Archives mensuelles : février 2015

New paper write in collaboration with an excellent young agronomist, Miss Tribouillois, accepted by PlosOne

A functional characterisation of a wide range of cover crop species: growth and nitrogen acquisition rates, leaf traits and ecological strategies.

Hélène Tribouillois1, Florian Fort1, Pablo Cruz1, Raphaël Charles2, Olivier Flores3, Eric Garnier4 and Eric Justes*1

1 INRA, UMR AGIR, 24 Chemin de Borde Rouge – Auzeville, CS 52627, 31326 Castanet-Tolosan Cedex, France; 2 Agroscope, Institute of Plant Production Sciences, 50 Route de Duillier, CP 1012, CH-1260 Nyon 1, Suisse; 3 Université de la Réunion/CIRAD, UMR—Peuplements Végétaux et Bioagresseurs en Milieu Tropical, 97410 Saint Pierre, France; 4Centre d’Ecologie Fonctionnelle et Evolutive (UMR 5175), CNRS – Université de Montpellier – Université Paul-Valéry Montpellier – EPHE, 1919, route de Mende, 34293 Montpellier Cedex 5, France

Summary

Cover crops can produce ecosystem services during the fallow period, as reducing nitrate leaching and producing green manure. Crop growth rate (CGR) and crop nitrogen acquisition rate (CNR) can be used as two indicators of the ability of cover crops to produce these services in agrosystems.

We used leaf functional traits to characterise the growth strategies of 36 cover crops as an approach to assess their ability to grow and acquire N rapidly. We measured specific leaf area (SLA), leaf dry matter content (LDMC), leaf nitrogen content (LNC) and leaf area (LA) and we evaluated their relevance to characterise CGR and CNR. Cover crop species were positioned along the Leaf Economics Spectrum (LES), the SLA-LDMC plane, and the CSR triangle of plant strategies.

LA was positively correlated with CGR and CNR, while LDMC was negatively correlated with CNR. All cover crops could be classified as resource-acquisitive species from their relative position on the LES and the SLA-LDMC plane. Most cover crops were located along the Competition/Ruderality axis in the CSR triangle. In particular, Brassicaceae species were classified as very competitive, which was consistent with their high CGR and CNR. Leaf functional traits, especially LA and LDMC, allowed to differentiate some cover crops strategies related to their ability to grow and acquire N. LDMC was lower and LNC was higher in cover crop than in wild species, pointing to an efficient acquisitive syndrome in the former, corresponding to the high resource availability found in agrosystems. Combining several leaf traits explained approximately half of the CGR and CNR variances, which might be considered insufficient to precisely characterise and rank cover crop species for agronomic purposes. We hypothesised that may be the consequence of domestication process, which has reduced the range of plant strategies and modified the leaf trait syndrome in cultivated species.

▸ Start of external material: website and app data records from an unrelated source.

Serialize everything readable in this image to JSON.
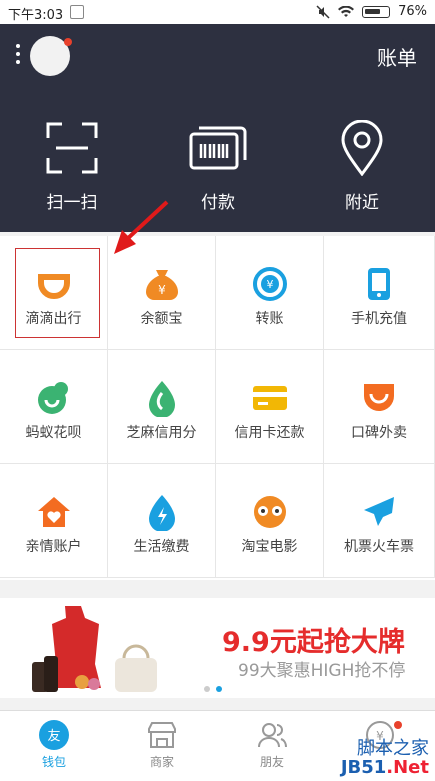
{
  "status_bar": {
    "time": "下午3:03",
    "battery": "76%",
    "battery_level": 0.76
  },
  "header": {
    "bill_label": "账单",
    "quick_actions": [
      {
        "label": "扫一扫",
        "icon": "scan-icon"
      },
      {
        "label": "付款",
        "icon": "barcode-pay-icon"
      },
      {
        "label": "附近",
        "icon": "location-pin-icon"
      }
    ]
  },
  "grid": {
    "items": [
      {
        "label": "滴滴出行",
        "icon": "didi-icon",
        "color": "#f08a24"
      },
      {
        "label": "余额宝",
        "icon": "money-bag-icon",
        "color": "#f08a24"
      },
      {
        "label": "转账",
        "icon": "transfer-icon",
        "color": "#1aa0e0"
      },
      {
        "label": "手机充值",
        "icon": "phone-recharge-icon",
        "color": "#1aa0e0"
      },
      {
        "label": "蚂蚁花呗",
        "icon": "huabei-icon",
        "color": "#3bb372"
      },
      {
        "label": "芝麻信用分",
        "icon": "sesame-credit-icon",
        "color": "#3bb372"
      },
      {
        "label": "信用卡还款",
        "icon": "credit-card-icon",
        "color": "#f2b705"
      },
      {
        "label": "口碑外卖",
        "icon": "koubei-takeout-icon",
        "color": "#f36c21"
      },
      {
        "label": "亲情账户",
        "icon": "family-account-icon",
        "color": "#f36c21"
      },
      {
        "label": "生活缴费",
        "icon": "utility-payment-icon",
        "color": "#1aa0e0"
      },
      {
        "label": "淘宝电影",
        "icon": "taobao-movie-icon",
        "color": "#f08a24"
      },
      {
        "label": "机票火车票",
        "icon": "plane-ticket-icon",
        "color": "#1aa0e0"
      }
    ]
  },
  "banner": {
    "title": "9.9元起抢大牌",
    "subtitle": "99大聚惠HIGH抢不停"
  },
  "tabbar": {
    "tabs": [
      {
        "label": "钱包",
        "icon": "wallet-icon",
        "active": true
      },
      {
        "label": "商家",
        "icon": "shop-icon",
        "active": false
      },
      {
        "label": "朋友",
        "icon": "friends-icon",
        "active": false
      },
      {
        "label": "我的",
        "icon": "me-icon",
        "active": false
      }
    ]
  },
  "watermark": {
    "line1": "脚本之家",
    "line2a": "JB51",
    "line2b": ".Net"
  },
  "colors": {
    "header_bg": "#2d3040",
    "accent": "#1aa0e0",
    "highlight_red": "#cc3333"
  }
}
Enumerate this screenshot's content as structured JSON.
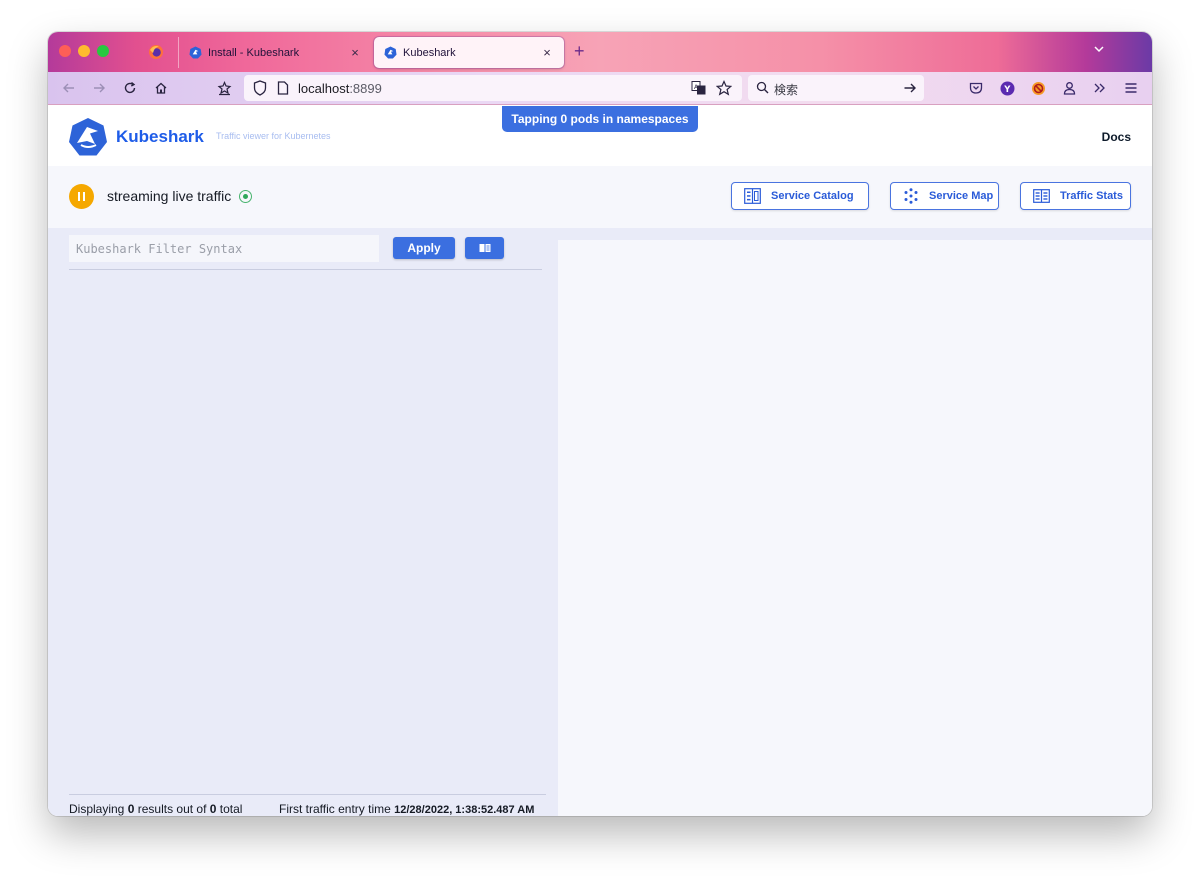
{
  "browser": {
    "tabs": [
      {
        "title": "Install - Kubeshark",
        "active": false
      },
      {
        "title": "Kubeshark",
        "active": true
      }
    ],
    "close_glyph": "×",
    "newtab_glyph": "+",
    "url": {
      "host": "localhost",
      "port": ":8899"
    },
    "search_placeholder": "検索"
  },
  "header": {
    "brand": "Kubeshark",
    "tagline": "Traffic viewer for Kubernetes",
    "docs_link": "Docs",
    "tapping_badge": "Tapping 0 pods in namespaces"
  },
  "controls": {
    "streaming_label": "streaming live traffic",
    "buttons": {
      "service_catalog": "Service Catalog",
      "service_map": "Service Map",
      "traffic_stats": "Traffic Stats"
    }
  },
  "filter": {
    "placeholder": "Kubeshark Filter Syntax",
    "apply_label": "Apply"
  },
  "footer": {
    "displaying_prefix": "Displaying ",
    "results_count": "0",
    "results_mid": " results out of ",
    "total_count": "0",
    "total_suffix": " total",
    "first_entry_label": "First traffic entry time ",
    "first_entry_time": "12/28/2022, 1:38:52.487 AM"
  },
  "colors": {
    "accent": "#3b6fe0",
    "pause": "#f5a800",
    "live": "#2ea85a"
  },
  "icons": [
    "firefox-icon",
    "kubeshark-favicon",
    "back-icon",
    "forward-icon",
    "reload-icon",
    "home-icon",
    "extension-icon",
    "shield-icon",
    "page-icon",
    "translate-icon",
    "bookmark-star-icon",
    "search-icon",
    "go-arrow-icon",
    "pocket-icon",
    "yahoo-icon",
    "blocker-icon",
    "account-icon",
    "overflow-icon",
    "menu-icon",
    "pause-icon",
    "live-indicator-icon",
    "service-catalog-icon",
    "service-map-icon",
    "traffic-stats-icon",
    "book-icon"
  ]
}
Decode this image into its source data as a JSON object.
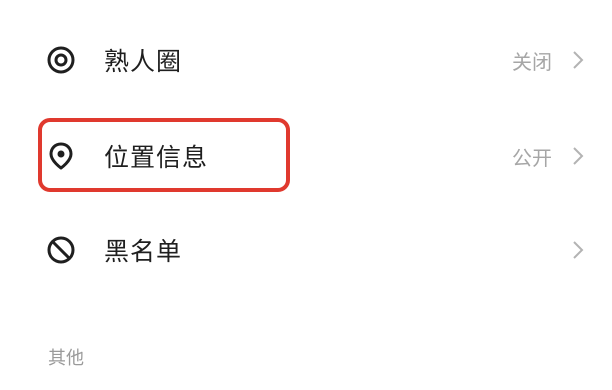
{
  "settings": {
    "rows": [
      {
        "label": "熟人圈",
        "value": "关闭",
        "icon": "target-icon"
      },
      {
        "label": "位置信息",
        "value": "公开",
        "icon": "location-pin-icon"
      },
      {
        "label": "黑名单",
        "value": "",
        "icon": "block-icon"
      }
    ]
  },
  "section": {
    "title": "其他"
  },
  "colors": {
    "highlight": "#e0392e",
    "label": "#1f1f1f",
    "secondary": "#a6a6a6"
  }
}
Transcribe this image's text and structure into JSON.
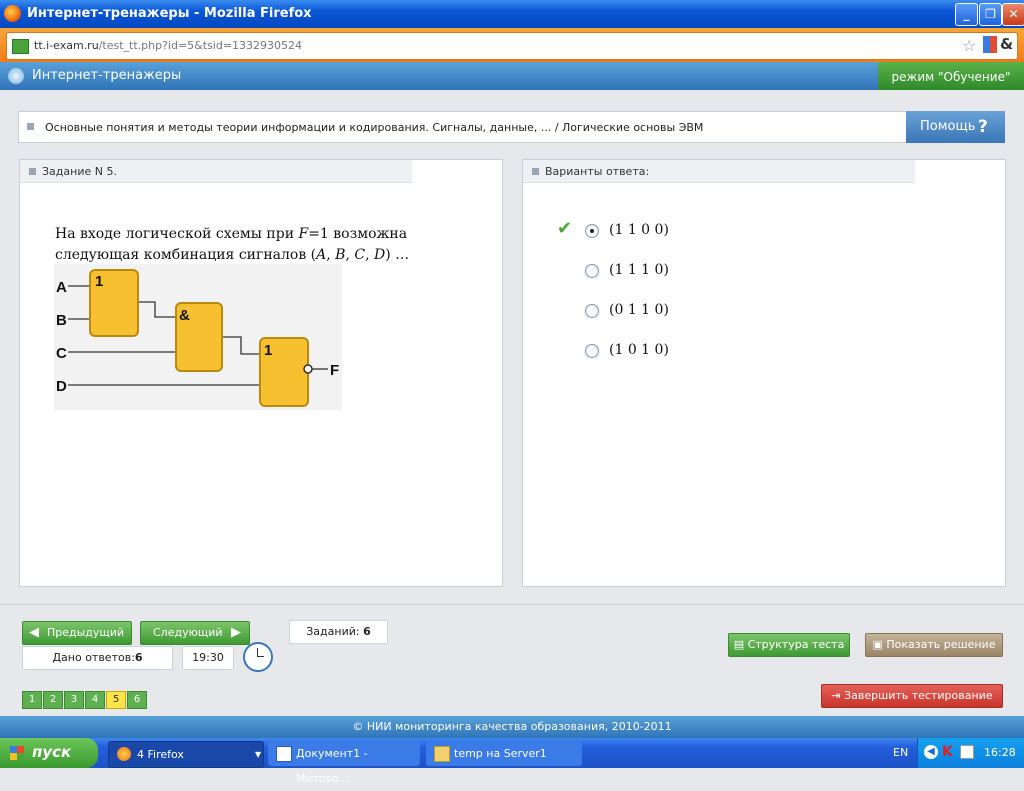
{
  "window": {
    "title": "Интернет-тренажеры - Mozilla Firefox"
  },
  "browser": {
    "url_host": "tt.i-exam.ru",
    "url_path": "/test_tt.php?id=5&tsid=1332930524"
  },
  "app": {
    "title": "Интернет-тренажеры",
    "mode": "режим \"Обучение\""
  },
  "breadcrumb": "Основные понятия и методы теории информации и кодирования. Сигналы, данные, ... / Логические основы ЭВМ",
  "help_label": "Помощь",
  "task_panel": {
    "header": "Задание N 5.",
    "question_prefix": "На входе логической схемы при ",
    "question_var": "F",
    "question_rest": "=1 возможна следующая комбинация сигналов (",
    "question_vars": [
      "A",
      "B",
      "C",
      "D"
    ],
    "question_suffix": ") …"
  },
  "circuit": {
    "inputs": [
      "A",
      "B",
      "C",
      "D"
    ],
    "gates": [
      "1",
      "&",
      "1"
    ],
    "output": "F"
  },
  "answers_panel": {
    "header": "Варианты ответа:",
    "options": [
      {
        "text": "(1 1 0 0)",
        "selected": true
      },
      {
        "text": "(1 1 1 0)",
        "selected": false
      },
      {
        "text": "(0 1 1 0)",
        "selected": false
      },
      {
        "text": "(1 0 1 0)",
        "selected": false
      }
    ]
  },
  "nav": {
    "prev": "Предыдущий",
    "next": "Следующий",
    "tasks_label": "Заданий:",
    "tasks_value": "6",
    "answers_label": "Дано ответов:",
    "answers_value": "6",
    "timer": "19:30",
    "pages": [
      "1",
      "2",
      "3",
      "4",
      "5",
      "6"
    ],
    "current_page": "5"
  },
  "actions": {
    "structure": "Структура теста",
    "solution": "Показать решение",
    "finish": "Завершить тестирование"
  },
  "footer": "© НИИ мониторинга качества образования, 2010-2011",
  "taskbar": {
    "start": "пуск",
    "tasks": [
      "4 Firefox",
      "Документ1 - Microso...",
      "temp на Server1"
    ],
    "lang": "EN",
    "clock": "16:28"
  },
  "colors": {
    "accent_blue": "#2f74b8",
    "green": "#4ba63a",
    "current_page": "#ffe44a",
    "finish_red": "#c8342a"
  }
}
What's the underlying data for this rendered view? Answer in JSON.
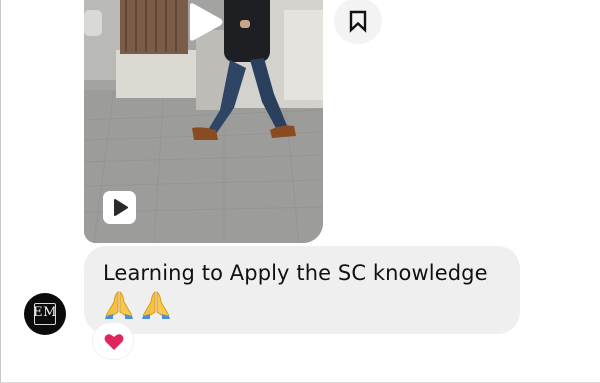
{
  "conversation": {
    "shared_reel": {
      "play_icon": "play-icon",
      "reel_badge_icon": "reel-play-icon"
    },
    "save_button": {
      "icon": "bookmark-icon"
    },
    "message": {
      "text": "Learning to Apply the SC knowledge",
      "emojis": [
        "folded-hands-emoji",
        "folded-hands-emoji"
      ]
    },
    "sender_avatar": {
      "initials": "EM"
    },
    "reaction": {
      "icon": "red-heart-emoji"
    }
  },
  "colors": {
    "bubble_bg": "#efefef",
    "save_button_bg": "#f3f3f4",
    "avatar_bg": "#0b0b0b",
    "heart": "#e0245e",
    "text": "#111111"
  }
}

Keywords: catch crop; domesticated species; green manure; functional traits; nitrogen; resource-use strategy

Publicités

A new article investigating the relations between Ellenberg indicators and functional traits values

Hierarchical traits distances explain grassland Fabaceae species’ ecological niches distances

Florian Fort1, 3*, Claire Jouany2, 3 and Pablo Cruz2, 3
1 Montpellier SupAgro, France
2 INRA, France
3 Université de Toulouse, France

Abstract

Fabaceae species play a key role in ecosystem functioning through their capacity to fix atmospheric nitrogen via their symbiosis with Rhizobium bacteria. To increase benefits of using Fabaceae in agricultural systems, it is necessary to find ways to evaluate species or genotypes having potential adaptations to sub-optimal growth conditions.
We evaluated the relevance of phylogenetic distance, absolute trait distance and hierarchical trait distance for comparing the adaptation of 13 grassland Fabaceae species to different habitats, i.e. ecological niches. We measured a wide range of functional traits (root traits, leaf traits and whole plant traits) in these species. Species phylogenetic and ecological distances were assessed from a species-level phylogenetic tree and species’ ecological indicator values, respectively.
We demonstrated that differences in ecological niches between grassland Fabaceae species were related more to their hierarchical trait distances than to their phylogenetic distances. We showed that grassland Fabaceae functional traits tend to converge among species with the same ecological requirements. Species with acquisitive root strategies (thin roots, shallow root systems) are competitive species adapted to non-stressful meadows, while conservative ones (coarse roots, deep root systems) are able to tolerate stressful continental climates. In contrast, acquisitive species appeared to be able to tolerate low soil-P availability, while conservative ones need high P availability.
Finally we highlight that traits converge along the ecological gradient, providing the assumption that species with similar root-trait values are better able to coexist, regardless of their phylogenetic distance.